** Input material follows **
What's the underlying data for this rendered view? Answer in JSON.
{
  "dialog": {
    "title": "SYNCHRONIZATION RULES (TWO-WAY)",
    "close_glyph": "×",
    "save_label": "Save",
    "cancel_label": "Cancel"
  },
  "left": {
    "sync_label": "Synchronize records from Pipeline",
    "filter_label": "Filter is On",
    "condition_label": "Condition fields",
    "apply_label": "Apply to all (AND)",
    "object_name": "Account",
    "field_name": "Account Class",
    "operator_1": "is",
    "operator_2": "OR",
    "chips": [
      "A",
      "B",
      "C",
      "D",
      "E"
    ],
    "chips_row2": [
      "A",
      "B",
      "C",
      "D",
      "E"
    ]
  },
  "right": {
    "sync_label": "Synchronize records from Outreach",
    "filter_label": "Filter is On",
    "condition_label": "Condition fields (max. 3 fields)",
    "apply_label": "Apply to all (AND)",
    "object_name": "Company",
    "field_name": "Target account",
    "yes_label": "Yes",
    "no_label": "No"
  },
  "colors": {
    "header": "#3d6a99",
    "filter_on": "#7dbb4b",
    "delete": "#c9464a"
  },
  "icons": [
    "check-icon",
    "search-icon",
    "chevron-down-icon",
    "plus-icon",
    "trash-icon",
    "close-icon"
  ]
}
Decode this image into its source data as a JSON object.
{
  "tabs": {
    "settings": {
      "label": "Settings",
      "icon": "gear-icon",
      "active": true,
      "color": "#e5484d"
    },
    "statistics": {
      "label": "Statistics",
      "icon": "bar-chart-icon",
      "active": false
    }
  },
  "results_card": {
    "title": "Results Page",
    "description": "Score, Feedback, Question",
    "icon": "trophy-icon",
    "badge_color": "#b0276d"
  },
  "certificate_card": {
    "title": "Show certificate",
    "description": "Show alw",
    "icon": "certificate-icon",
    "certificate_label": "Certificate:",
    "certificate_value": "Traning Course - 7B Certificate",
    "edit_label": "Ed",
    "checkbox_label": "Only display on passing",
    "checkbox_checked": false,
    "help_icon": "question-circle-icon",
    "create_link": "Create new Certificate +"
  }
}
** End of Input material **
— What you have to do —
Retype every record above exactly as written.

— Answer to the problem —
What's the underlying data for this rendered view? Answer in JSON.
{
  "dialog": {
    "title": "SYNCHRONIZATION RULES (TWO-WAY)",
    "close_glyph": "×",
    "save_label": "Save",
    "cancel_label": "Cancel"
  },
  "left": {
    "sync_label": "Synchronize records from Pipeline",
    "filter_label": "Filter is On",
    "condition_label": "Condition fields",
    "apply_label": "Apply to all (AND)",
    "object_name": "Account",
    "field_name": "Account Class",
    "operator_1": "is",
    "operator_2": "OR",
    "chips": [
      "A",
      "B",
      "C",
      "D",
      "E"
    ],
    "chips_row2": [
      "A",
      "B",
      "C",
      "D",
      "E"
    ]
  },
  "right": {
    "sync_label": "Synchronize records from Outreach",
    "filter_label": "Filter is On",
    "condition_label": "Condition fields (max. 3 fields)",
    "apply_label": "Apply to all (AND)",
    "object_name": "Company",
    "field_name": "Target account",
    "yes_label": "Yes",
    "no_label": "No"
  },
  "colors": {
    "header": "#3d6a99",
    "filter_on": "#7dbb4b",
    "delete": "#c9464a"
  },
  "icons": [
    "check-icon",
    "search-icon",
    "chevron-down-icon",
    "plus-icon",
    "trash-icon",
    "close-icon"
  ]
}
Decode this image into its source data as a JSON object.
{
  "tabs": {
    "settings": {
      "label": "Settings",
      "icon": "gear-icon",
      "active": true,
      "color": "#e5484d"
    },
    "statistics": {
      "label": "Statistics",
      "icon": "bar-chart-icon",
      "active": false
    }
  },
  "results_card": {
    "title": "Results Page",
    "description": "Score, Feedback, Question",
    "icon": "trophy-icon",
    "badge_color": "#b0276d"
  },
  "certificate_card": {
    "title": "Show certificate",
    "description": "Show alw",
    "icon": "certificate-icon",
    "certificate_label": "Certificate:",
    "certificate_value": "Traning Course - 7B Certificate",
    "edit_label": "Ed",
    "checkbox_label": "Only display on passing",
    "checkbox_checked": false,
    "help_icon": "question-circle-icon",
    "create_link": "Create new Certificate +"
  }
}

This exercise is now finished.